That’s the main thing I’ve learned working as a reporter and political observer in Washington: No one can carry out complicated plans. All parties and groups are fractious and bumbling. But everyone always thinks everyone else is efficiently and ruthlessly carrying out complicated plans. Partisans are very good at recognizing disarray and incompetence on their side of the aisle, but they tend to think the other side is intimidatingly capable and unburdened by scruples or normal human vulnerabilities. And there’s so much press interest in Svengali political consultants like Karl Rove or David Plouffe, all of whom get built up in the press as infallible tacticians, that the place just looks a lot more sophisticated than it really is.
That’s the topic of this week’s Philly Post column.
By the way, I made an error, which I caught right before submission, and fixed. But if I hadn’t fixed it, it might have led to the following correction:
An earlier version of this column stated that radio host Mark Levin, after Michelle Obama’s Oscar appearance Sunday, compared the First Lady to Eva Peron. In fact, Levin’s Michelle-as-Eva quote was from several months before the Oscars, and was in reference to the First Lady’s proposed school lunch standards.
In this week’s Philly Post column, I look at the Oscar Pistorious case and why the media just doesn’t understand much about steroids.
I have two new pieces on EntertainmentTell the last two days- a review of the new “A Good Day to Die Hard,” and a story about that weird lawsuit involving Chubby Checker and a “penis-measuring app.”
I mean, come on.
A pro-tip for news consumers: If you see a news story, and the word “Breitbart” is anywhere in the URL, it’s probably based partially or entirely on a lie.
This week saw a Minnesota high school hockey moment that I wouldn’t normally associate with Minnesota Nice:
Farmington, Minn., High School senior goalie Austin Krause purposely scored a goal for into his own net, then showed his middle finger in the direction of the coaching staff and gave a salute before leaving the ice in the third period Tuesday night in Farmington.
I think this is the one thing we’ve never seen in sports: A full-on, pro wrestling-style heel turn, in which a player actually turns on his own team mid-game and helps the other team, to a chorus of boos. Sure, players have shown weak effort or quit. But we’ve somehow never seen a guy actually turn heel on his teammates. Until now.

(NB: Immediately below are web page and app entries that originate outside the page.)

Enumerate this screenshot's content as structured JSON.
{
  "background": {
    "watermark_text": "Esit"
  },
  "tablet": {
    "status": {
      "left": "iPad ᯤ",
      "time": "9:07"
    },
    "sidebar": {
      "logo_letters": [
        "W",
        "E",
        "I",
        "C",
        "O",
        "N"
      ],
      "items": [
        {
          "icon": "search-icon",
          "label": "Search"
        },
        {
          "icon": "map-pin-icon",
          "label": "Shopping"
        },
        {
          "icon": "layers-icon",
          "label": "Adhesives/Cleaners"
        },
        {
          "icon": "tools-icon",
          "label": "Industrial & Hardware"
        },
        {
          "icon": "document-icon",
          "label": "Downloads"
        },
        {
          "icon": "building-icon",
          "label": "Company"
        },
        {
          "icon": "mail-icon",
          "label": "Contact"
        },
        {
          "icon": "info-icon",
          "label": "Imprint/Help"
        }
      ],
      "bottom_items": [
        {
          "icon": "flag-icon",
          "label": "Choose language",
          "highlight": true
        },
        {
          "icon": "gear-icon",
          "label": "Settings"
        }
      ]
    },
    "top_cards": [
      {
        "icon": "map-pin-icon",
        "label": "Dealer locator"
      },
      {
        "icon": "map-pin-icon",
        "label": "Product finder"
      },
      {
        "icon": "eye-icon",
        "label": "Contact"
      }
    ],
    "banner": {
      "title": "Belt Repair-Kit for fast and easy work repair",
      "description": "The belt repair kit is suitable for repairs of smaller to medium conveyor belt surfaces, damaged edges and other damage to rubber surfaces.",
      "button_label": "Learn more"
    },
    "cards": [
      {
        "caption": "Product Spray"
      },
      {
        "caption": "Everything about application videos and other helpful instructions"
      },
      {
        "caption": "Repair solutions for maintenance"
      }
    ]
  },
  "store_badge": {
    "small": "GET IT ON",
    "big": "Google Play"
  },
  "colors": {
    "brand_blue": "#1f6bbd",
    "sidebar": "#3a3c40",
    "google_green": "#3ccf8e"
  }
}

Three new columns/essays this week:
– At Philly Post, I wrote about the Eagles, their decision to raise ticket prices and why unpopular as it is, people will pay the new prices. Come of the column and stay for the new picture.
– And at EntertainmentTell, I look at the arrival of Dish’s Hopper with Sling, and at a plot line shared by Girls and The Mindy Project.